Scan the entries line by line and return those with "Push".
*** Begin section ***
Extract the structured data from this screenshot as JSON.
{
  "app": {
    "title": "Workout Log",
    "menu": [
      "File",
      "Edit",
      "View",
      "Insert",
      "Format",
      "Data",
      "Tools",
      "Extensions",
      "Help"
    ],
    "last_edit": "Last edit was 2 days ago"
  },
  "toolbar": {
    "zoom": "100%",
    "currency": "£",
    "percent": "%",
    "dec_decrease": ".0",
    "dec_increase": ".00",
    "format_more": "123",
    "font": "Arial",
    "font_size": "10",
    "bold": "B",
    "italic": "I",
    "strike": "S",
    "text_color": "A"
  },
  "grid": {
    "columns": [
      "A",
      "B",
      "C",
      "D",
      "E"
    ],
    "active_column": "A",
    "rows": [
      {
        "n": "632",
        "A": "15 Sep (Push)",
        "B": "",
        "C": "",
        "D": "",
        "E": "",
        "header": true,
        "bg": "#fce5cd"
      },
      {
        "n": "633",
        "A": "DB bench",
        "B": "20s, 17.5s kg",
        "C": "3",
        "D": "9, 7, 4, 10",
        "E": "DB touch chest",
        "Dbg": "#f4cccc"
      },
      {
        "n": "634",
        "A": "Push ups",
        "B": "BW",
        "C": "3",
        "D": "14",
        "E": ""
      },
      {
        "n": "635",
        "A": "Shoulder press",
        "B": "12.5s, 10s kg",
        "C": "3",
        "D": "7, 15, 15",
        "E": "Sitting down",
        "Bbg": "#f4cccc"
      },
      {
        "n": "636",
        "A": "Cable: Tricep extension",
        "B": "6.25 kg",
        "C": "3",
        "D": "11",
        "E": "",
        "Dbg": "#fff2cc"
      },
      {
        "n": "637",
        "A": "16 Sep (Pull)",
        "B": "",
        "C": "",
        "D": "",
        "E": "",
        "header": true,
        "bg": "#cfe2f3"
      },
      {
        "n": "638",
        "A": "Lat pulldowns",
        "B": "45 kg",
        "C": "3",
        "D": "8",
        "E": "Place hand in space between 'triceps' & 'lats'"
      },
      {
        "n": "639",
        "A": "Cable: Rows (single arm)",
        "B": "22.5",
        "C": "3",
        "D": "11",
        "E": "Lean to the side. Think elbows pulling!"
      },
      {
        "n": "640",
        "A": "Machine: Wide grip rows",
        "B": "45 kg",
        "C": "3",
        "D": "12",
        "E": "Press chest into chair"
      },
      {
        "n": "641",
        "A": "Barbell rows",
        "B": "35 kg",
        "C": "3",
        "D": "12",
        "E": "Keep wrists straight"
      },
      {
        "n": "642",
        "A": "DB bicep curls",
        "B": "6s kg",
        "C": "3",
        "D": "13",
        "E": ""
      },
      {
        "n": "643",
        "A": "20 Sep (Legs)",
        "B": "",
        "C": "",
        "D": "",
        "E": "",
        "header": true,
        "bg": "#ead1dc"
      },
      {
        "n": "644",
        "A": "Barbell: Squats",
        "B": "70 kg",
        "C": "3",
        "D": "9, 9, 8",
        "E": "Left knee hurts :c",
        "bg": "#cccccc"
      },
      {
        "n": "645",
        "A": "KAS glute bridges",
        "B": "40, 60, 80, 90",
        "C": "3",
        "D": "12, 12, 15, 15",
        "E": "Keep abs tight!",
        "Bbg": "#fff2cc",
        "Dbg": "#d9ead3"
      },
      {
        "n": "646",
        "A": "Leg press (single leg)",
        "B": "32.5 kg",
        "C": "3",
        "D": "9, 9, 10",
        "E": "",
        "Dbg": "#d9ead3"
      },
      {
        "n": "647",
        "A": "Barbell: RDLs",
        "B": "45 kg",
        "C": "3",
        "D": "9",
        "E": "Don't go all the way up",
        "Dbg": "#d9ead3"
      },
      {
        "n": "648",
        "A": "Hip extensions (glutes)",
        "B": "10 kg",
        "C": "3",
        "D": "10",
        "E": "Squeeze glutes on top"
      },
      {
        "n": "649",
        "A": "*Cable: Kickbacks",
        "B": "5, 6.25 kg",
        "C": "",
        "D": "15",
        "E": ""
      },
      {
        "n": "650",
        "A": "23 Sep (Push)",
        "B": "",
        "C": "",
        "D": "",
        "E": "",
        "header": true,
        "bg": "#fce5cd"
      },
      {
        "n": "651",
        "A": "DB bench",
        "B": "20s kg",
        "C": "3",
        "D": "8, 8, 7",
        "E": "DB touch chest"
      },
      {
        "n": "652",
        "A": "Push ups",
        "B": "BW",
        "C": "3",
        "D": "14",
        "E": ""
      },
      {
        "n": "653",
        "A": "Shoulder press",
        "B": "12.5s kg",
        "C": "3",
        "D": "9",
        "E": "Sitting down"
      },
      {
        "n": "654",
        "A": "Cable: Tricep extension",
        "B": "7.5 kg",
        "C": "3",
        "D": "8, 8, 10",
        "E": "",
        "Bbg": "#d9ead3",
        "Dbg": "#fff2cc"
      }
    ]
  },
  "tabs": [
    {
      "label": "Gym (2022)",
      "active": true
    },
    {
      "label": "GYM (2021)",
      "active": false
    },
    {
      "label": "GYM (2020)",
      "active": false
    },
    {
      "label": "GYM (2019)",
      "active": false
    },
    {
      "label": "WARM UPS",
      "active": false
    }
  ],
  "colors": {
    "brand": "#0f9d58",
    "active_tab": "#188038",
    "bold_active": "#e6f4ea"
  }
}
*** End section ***
### RESPONSE BELOW
        "A": "15 Sep (Push)",
        "A": "Push ups",
        "A": "23 Sep (Push)",
        "A": "Push ups",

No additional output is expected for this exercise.